Q: I want to start growing seasonal vegetables in my backyard in Karachi. How should I begin? What kind of pots are needed and what type of soil, and how much sunlight will they require? How much water to give them and how to care for them generally, please?

A: Your backyard should have at least six hours of direct sunlight each day for vegetables to thrive. The size of pots all depends on which kind of vegetables you choose to grow but clay pots are far preferable to plastic ones and, even better are the wooden crates used to transport fruit and vegetables to the bazaars which, lined with newspaper, are ideal for vegetable cultivation. Soil should be rich in organic matter such as compost or old, well-rotted, organic manure as vegetable plants need a good source of nutrients if they are to crop well. Watering depends on the ambient temperature but an easy guide is to apply a little water to the soil, not on the actual plants, each evening during hot weather and two to three times per week during the winter months. If the soil is already visibly wet then do not water more. Please keep an eye on this column to see what can be planted and when. Good luck!

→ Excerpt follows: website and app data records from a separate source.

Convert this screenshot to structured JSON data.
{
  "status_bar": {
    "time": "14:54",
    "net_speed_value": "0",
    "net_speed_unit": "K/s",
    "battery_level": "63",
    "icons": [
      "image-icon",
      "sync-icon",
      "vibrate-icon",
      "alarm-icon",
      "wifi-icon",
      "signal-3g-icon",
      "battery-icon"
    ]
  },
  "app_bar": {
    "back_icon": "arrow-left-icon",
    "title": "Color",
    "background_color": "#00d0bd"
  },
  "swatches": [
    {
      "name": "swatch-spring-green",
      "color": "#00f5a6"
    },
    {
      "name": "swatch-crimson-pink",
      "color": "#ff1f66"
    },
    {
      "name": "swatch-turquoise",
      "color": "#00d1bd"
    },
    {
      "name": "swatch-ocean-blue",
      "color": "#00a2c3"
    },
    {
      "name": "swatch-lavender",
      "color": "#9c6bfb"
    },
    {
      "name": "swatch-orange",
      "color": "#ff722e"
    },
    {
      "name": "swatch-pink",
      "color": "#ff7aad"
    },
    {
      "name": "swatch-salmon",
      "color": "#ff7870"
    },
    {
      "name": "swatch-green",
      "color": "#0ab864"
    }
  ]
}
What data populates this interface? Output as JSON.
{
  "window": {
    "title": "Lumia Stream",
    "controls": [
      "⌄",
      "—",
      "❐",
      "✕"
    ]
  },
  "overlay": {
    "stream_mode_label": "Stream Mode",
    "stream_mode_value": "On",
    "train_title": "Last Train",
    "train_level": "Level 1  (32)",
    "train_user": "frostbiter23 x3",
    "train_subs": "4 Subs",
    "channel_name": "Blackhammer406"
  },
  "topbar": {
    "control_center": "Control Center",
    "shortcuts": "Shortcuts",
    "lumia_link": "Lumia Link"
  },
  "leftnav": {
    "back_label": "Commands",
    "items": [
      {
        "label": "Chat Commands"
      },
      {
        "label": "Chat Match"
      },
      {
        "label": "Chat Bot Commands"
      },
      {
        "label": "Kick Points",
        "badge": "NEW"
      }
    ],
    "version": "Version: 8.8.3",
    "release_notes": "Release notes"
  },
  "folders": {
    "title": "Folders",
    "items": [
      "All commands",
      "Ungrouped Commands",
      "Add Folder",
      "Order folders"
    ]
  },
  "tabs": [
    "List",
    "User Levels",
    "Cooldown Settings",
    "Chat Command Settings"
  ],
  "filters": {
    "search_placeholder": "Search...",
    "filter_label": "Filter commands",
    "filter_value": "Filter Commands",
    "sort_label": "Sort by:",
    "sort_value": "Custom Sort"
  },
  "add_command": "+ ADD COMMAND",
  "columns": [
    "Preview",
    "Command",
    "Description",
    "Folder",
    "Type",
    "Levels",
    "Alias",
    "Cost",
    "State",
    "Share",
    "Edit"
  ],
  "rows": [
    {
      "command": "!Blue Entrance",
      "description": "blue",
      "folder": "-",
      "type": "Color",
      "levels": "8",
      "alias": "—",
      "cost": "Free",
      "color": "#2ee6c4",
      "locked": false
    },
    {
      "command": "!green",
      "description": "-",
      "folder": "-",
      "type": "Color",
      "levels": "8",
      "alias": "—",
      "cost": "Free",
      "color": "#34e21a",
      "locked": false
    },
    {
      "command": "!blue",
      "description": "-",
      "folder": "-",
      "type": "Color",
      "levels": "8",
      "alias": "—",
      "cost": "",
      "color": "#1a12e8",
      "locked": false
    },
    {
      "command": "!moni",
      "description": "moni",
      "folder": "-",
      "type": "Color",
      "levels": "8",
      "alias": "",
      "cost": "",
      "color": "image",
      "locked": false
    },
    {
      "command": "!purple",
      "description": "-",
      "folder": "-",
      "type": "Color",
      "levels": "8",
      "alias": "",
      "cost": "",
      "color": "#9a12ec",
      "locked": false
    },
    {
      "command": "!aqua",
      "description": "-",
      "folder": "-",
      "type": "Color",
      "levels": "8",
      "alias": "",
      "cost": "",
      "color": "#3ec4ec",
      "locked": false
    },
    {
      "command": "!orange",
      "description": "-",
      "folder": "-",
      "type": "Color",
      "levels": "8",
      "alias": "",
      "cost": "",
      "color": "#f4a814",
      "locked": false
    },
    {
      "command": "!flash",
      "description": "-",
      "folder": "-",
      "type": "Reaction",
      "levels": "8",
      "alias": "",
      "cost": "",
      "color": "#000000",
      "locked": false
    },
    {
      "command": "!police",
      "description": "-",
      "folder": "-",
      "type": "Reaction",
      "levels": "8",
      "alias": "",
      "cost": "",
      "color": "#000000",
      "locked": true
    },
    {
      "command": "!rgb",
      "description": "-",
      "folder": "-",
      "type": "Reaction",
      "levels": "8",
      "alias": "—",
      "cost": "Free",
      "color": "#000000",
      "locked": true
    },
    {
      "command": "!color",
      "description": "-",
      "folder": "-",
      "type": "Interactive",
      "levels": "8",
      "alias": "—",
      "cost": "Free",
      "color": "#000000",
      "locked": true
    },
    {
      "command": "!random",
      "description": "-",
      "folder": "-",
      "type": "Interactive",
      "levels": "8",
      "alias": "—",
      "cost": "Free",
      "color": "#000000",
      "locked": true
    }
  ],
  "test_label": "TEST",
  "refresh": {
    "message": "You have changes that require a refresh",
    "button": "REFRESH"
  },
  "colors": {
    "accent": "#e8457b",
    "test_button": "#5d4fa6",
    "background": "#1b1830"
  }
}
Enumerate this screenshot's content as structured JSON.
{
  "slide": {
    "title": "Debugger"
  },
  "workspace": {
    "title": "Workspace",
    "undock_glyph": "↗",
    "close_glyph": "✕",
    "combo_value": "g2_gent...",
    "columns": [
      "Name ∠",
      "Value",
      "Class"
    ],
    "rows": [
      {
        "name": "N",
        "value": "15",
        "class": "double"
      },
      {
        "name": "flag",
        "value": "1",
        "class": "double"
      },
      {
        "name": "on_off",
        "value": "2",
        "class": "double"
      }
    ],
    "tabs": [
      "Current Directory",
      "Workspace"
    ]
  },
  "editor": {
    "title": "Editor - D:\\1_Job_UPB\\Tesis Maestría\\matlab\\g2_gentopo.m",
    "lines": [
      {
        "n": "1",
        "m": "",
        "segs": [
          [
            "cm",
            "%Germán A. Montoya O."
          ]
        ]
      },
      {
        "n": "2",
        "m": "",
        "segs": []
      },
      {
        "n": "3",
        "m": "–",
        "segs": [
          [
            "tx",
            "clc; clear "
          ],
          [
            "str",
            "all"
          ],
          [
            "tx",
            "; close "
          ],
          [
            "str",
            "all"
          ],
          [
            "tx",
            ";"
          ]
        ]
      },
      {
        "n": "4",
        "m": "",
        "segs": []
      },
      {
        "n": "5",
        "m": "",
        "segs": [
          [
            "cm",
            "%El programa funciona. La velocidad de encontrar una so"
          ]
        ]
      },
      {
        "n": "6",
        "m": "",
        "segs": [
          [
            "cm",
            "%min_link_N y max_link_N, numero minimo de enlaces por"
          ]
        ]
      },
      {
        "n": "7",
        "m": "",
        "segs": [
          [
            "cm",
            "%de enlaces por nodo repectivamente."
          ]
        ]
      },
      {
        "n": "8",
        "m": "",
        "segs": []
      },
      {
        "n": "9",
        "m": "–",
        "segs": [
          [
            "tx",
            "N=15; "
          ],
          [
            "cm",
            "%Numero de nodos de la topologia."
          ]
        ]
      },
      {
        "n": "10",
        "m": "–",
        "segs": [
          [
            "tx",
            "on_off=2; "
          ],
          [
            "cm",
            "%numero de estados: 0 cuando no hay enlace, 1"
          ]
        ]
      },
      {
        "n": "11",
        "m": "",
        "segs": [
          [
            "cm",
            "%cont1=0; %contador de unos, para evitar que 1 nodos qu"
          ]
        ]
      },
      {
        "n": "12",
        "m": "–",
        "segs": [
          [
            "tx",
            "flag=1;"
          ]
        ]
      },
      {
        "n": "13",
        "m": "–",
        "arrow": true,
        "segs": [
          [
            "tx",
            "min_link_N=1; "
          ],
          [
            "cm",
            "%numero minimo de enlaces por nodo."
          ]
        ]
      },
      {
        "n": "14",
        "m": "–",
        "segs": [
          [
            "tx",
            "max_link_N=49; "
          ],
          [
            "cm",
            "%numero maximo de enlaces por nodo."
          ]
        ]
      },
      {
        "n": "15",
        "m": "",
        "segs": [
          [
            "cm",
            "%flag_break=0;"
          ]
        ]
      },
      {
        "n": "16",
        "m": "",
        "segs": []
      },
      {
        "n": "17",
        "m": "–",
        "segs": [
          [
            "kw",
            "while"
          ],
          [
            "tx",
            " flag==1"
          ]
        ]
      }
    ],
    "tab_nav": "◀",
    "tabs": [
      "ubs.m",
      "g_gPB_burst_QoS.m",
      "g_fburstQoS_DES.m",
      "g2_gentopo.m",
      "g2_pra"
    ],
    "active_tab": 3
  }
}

Q: Is it possible to grow gladiolus in Karachi or the immediate vicinity keeping in view the climate?

A: The answer is yes, with care you can, but the flowers do not last as long as when cultivated in the relatively cooler climes of the northern parts of the country.

Q: I enjoy growing plants indoors and recently bought some money plants to add to my collection. I water them daily and they get sufficient light but I do not observe any change in their growth. Kindly guide me as to how best to care for them so that they will flourish.

A: Give them time to settle in their new home and, I’m sure, they will reward you. It is rarely necessary to water money plants each and every day when they are being grown indoors. Watering them two to three times a week should suffice. You might like to add a very little, liquid, organic plant food when you water them but only do this every two to three weeks at the very most.

Q: I would like to cultivate gerberas in Lahore. Is the climate suitable and which season is the best for sowing seeds or for purchasing plants?

A: Gerberas do very well in Lahore providing that they are cultivated in partial shade — underneath trees is ideal — and that the growing area is very well-drained. Seed can be sown from August to the end of September or March to April. Established plants are available in nurseries throughout the year but it can be best to make your selection when the plants are in flower from late winter through to early summer.

Q: I have been growing geraniums, from seed, for the last three years in Lahore and the results are usually very satisfying. Last season, however, they suffered from bacterial wilt and it broke my heart to see them die. I love all of my plants but especially my geraniums. Please tell me how to stop bacterial wilt from reoccurring.

A: Geraniums tend to develop bacterial wilt during periods of high humidity or when the free circulation of air is somehow restricted, such as if grown in overcrowded conditions. Ensure that your plants are kept in as dry an atmosphere as possible and that air circulates freely around each plant and the chances of bacterial wilt will be very much ruled out.

Q: Is there an online link to all of your articles? This would be of great help to so many gardeners here.

A: There is no link as such but the magazine archives are simple to access online.

Please send your gardening queries to Remember to include your location. The writer will not respond directly by e-mail. E-mails with attachments will not be opened.